### The problem
If a line in the data below contains the word "annotation", copy it out.

- - - - - - -

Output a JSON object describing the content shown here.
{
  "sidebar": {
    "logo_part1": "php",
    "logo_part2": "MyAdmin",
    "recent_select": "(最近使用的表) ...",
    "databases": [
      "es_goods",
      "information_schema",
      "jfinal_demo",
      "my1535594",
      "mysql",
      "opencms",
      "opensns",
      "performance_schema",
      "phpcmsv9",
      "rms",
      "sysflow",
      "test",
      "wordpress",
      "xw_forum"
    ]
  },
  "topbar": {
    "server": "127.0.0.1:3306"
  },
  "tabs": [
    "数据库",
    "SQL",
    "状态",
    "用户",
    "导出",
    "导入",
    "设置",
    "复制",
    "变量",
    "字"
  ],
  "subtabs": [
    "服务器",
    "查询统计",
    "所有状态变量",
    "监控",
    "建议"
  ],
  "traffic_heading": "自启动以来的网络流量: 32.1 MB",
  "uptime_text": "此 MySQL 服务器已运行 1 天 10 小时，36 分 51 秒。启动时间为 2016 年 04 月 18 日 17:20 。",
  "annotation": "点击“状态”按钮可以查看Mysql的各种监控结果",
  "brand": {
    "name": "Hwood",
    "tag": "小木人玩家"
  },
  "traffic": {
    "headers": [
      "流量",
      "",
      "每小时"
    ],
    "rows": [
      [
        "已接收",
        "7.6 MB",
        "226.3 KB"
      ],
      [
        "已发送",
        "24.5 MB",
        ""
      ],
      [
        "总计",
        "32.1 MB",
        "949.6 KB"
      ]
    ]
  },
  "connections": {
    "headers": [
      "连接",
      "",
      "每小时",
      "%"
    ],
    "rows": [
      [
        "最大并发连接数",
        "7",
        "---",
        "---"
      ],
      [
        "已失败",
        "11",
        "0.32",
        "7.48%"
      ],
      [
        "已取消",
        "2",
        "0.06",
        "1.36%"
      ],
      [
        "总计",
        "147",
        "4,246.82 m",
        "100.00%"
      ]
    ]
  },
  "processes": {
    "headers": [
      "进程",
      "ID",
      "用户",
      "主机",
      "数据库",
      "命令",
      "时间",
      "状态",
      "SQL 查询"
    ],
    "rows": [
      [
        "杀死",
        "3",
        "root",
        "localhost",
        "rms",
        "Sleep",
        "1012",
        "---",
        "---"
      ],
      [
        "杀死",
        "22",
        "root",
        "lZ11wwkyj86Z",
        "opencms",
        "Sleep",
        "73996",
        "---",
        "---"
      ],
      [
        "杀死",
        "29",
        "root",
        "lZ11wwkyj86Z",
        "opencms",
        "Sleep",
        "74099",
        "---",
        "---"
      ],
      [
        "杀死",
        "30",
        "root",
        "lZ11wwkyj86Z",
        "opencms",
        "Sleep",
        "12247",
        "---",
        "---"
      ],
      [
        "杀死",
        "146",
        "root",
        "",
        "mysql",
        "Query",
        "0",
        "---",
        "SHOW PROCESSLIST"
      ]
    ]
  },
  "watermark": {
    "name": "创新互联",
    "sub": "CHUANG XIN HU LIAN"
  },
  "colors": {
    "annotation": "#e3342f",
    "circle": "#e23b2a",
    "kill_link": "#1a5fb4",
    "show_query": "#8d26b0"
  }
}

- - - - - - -

### Exercise answer
  "annotation": "点击“状态”按钮可以查看Mysql的各种监控结果",
    "annotation": "#e3342f",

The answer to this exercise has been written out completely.